It’s time for super funds to reject short-term thinking and embrace their role as long-term ‘universal’ investors, says our Chief Investment Officer David Macri.
In the investment world, ‘short-termism’ describes the tendency of investors to over-emphasise the short term compared with the long term. It involves focusing on a company’s earnings over the next three to 12 months over its long-term prospects. It’s not a new concept, but it is particularly relevant as we build back from COVID-19 and consider the type of society we want to live in.
The highly uncertain environment of the pandemic brought a lot of investors unstuck, because they tend to overemphasise the short term due to its higher degree of certainty compared with the medium to- long term. This caused investors to panic and sell good companies for prices that were well below their fundamental value. As long-term investors, we don’t focus on what is around the corner so we attempted to ‘look through’ the crisis. Using this approach, we were able to find good stocks at bargain prices.
The perils of short-termism
When shareholders pressure a company to put its near-term share price before its long-term sustainability it can undermine the foundations of its success. For example, it may cut back on research and development spending, stifling its innovation and growth as a result. Or it may cut costs by underpaying staff, using cheaper and inferior resources or neglecting its social and environmental responsibilities.
Some businesses pursuing this approach may also link extravagant executive remuneration to the current share price. This has the potential to skew the priorities of those in control, leading to dishonest practices and poor governance.
The pursuit of short-term profit also has disastrous consequences for the planet. Some of our most pressing issues – including environmental destruction, pollution, rising extinction rates, insecure working conditions and human trafficking – are caused, at least in part, by short-termism.
So what’s the solution? It starts with investors like us – super funds managing billions of dollars of their members’ retirement savings – recognising that the interests of society and the performance of their portfolios are linked.
Australia’s super assets are now bigger than the gross domestic product of our country. On a global scale, pension assets are forecast to soon eclipse the global economy. As a result, super funds are becoming ‘universal investors’ who will start seeking how to improve market returns instead of focusing on how to beat the market. For example, putting a price on carbon might seem like a bad idea from an investor’s point of view because companies’ costs will go up.
But for universal investors, bringing emissions under control benefits their entire portfolio because society as a whole will be better off if the impact of climate change is reduced. Unless we act to mitigate them, the consequences of climate change are forecast to be multiples of the cost of putting a price on carbon. Sectors like healthcare, insurance and property all stand to benefit if the frequency and scale of catastrophic weather events are reduced. Australia’s super assets are now bigger than the gross domestic product of our country.

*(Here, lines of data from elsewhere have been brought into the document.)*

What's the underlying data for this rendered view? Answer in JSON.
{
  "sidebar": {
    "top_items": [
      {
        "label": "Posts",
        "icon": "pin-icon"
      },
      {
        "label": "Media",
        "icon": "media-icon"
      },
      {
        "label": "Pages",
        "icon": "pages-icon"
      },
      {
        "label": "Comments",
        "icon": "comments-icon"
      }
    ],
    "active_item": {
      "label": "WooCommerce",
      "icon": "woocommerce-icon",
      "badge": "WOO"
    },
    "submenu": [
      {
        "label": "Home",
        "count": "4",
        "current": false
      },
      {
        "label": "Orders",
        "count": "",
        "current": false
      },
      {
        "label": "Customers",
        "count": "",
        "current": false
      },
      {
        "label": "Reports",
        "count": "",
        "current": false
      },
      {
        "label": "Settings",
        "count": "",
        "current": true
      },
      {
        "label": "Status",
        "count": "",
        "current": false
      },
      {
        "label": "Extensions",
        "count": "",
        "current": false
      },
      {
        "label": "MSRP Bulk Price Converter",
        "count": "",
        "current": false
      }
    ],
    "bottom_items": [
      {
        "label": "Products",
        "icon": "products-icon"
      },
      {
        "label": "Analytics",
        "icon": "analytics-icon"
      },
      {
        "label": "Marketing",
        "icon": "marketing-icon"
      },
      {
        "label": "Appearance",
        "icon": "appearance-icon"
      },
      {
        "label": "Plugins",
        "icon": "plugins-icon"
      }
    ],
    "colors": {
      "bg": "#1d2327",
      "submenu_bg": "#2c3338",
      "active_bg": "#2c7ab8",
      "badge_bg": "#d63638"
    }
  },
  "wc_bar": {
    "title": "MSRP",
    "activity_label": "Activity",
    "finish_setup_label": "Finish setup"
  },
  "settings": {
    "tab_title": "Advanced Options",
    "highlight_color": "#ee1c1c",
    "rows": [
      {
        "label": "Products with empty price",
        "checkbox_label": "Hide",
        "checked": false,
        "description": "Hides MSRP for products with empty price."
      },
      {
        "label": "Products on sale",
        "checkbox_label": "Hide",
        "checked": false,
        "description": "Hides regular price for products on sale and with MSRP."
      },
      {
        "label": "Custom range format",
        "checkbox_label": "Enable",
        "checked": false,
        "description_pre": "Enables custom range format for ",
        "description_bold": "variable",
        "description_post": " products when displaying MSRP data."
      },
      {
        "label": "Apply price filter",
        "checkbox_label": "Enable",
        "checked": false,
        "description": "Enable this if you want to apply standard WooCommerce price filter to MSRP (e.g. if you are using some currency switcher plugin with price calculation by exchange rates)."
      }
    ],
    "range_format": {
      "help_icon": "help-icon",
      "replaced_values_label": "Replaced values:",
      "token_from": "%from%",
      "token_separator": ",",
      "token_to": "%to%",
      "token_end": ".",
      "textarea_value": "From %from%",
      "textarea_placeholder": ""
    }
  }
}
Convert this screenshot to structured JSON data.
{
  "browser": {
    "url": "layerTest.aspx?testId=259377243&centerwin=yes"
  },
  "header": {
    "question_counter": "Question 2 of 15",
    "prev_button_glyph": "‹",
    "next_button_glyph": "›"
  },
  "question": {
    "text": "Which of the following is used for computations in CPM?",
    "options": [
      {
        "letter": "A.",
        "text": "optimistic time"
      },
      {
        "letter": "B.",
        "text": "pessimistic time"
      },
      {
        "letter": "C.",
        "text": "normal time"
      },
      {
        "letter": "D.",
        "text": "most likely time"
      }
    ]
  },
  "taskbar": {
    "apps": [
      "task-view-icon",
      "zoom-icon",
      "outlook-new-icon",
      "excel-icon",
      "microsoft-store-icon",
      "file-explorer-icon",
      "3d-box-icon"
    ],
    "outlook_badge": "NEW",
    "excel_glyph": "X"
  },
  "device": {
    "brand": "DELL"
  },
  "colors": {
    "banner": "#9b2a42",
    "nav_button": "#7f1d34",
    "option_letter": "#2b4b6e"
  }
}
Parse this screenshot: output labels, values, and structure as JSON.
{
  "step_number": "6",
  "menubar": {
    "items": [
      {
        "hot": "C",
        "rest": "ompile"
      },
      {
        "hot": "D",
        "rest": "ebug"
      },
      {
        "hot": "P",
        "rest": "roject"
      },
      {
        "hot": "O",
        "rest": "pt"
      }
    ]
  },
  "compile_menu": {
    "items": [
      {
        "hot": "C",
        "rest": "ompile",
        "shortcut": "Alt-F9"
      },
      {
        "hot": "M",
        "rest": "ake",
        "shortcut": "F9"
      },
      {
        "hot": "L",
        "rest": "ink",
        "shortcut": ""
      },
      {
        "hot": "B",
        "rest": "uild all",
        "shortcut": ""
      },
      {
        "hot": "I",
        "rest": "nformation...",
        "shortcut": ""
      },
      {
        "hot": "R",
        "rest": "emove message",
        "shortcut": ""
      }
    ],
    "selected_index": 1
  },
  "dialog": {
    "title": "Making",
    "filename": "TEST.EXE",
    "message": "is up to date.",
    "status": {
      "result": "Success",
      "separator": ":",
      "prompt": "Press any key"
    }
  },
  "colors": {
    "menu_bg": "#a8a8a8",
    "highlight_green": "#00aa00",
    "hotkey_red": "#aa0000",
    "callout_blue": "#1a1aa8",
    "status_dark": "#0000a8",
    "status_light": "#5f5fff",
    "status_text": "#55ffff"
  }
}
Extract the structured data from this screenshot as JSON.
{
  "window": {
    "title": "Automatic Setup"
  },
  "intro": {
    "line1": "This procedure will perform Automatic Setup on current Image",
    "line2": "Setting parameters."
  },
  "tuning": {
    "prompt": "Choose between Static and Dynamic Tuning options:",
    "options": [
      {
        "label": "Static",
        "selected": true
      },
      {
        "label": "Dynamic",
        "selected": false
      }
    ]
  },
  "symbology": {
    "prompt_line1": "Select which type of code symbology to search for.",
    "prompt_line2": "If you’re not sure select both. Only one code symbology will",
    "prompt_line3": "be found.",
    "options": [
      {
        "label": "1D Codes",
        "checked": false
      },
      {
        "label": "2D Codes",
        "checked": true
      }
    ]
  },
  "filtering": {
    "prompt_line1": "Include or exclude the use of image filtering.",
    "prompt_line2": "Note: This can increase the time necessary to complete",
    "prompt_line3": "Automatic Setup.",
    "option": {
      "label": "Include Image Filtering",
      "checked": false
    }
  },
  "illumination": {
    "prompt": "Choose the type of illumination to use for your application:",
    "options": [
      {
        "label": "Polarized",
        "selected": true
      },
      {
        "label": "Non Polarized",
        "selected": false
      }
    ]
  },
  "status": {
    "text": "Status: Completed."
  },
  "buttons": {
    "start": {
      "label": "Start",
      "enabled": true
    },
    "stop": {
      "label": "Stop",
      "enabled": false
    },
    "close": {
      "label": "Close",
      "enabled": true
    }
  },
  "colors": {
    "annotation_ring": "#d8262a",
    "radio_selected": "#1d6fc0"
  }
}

With some super funds now managing hundreds of billions of dollars, they have a major say in the way society operates. These universal investors are more than just shareholders – they are major players in the economy, wielding a lot of power in directing and allocating capital. They also have an influence on how companies are governed because they own substantial portions of listed companies.
The concept of universal investors aligns well with an ethical approach to investing. And while Australian Ethical isn’t at the same scale as some of the country’s largest super funds, we can still use our powerful voice to advocate for change in the investment community. For example, in the past quarter we’ve taken action with other advocacy organisations to influence large insurers, the Victorian State Government and fast food companies to take action to benefit the climate. We’ve also called on governments to introduce mandatory human rights due diligence for companies in their jurisdictions.
Investing ethically for the long term
Sustainable investing is embedded into our investment process via the Australian Ethical Charter. It dictates that we avoid companies that pollute, exploit workers or waste non-recurring resources. But we also invest in companies that create positive impacts for society in sectors like renewable energy, healthcare, waste management and technology. We take our role as stewards of our members’ retirement savings seriously, because we know it’s important for them that their money does good.
This article originally appeared in Good Money magazine. You can read the latest issue here.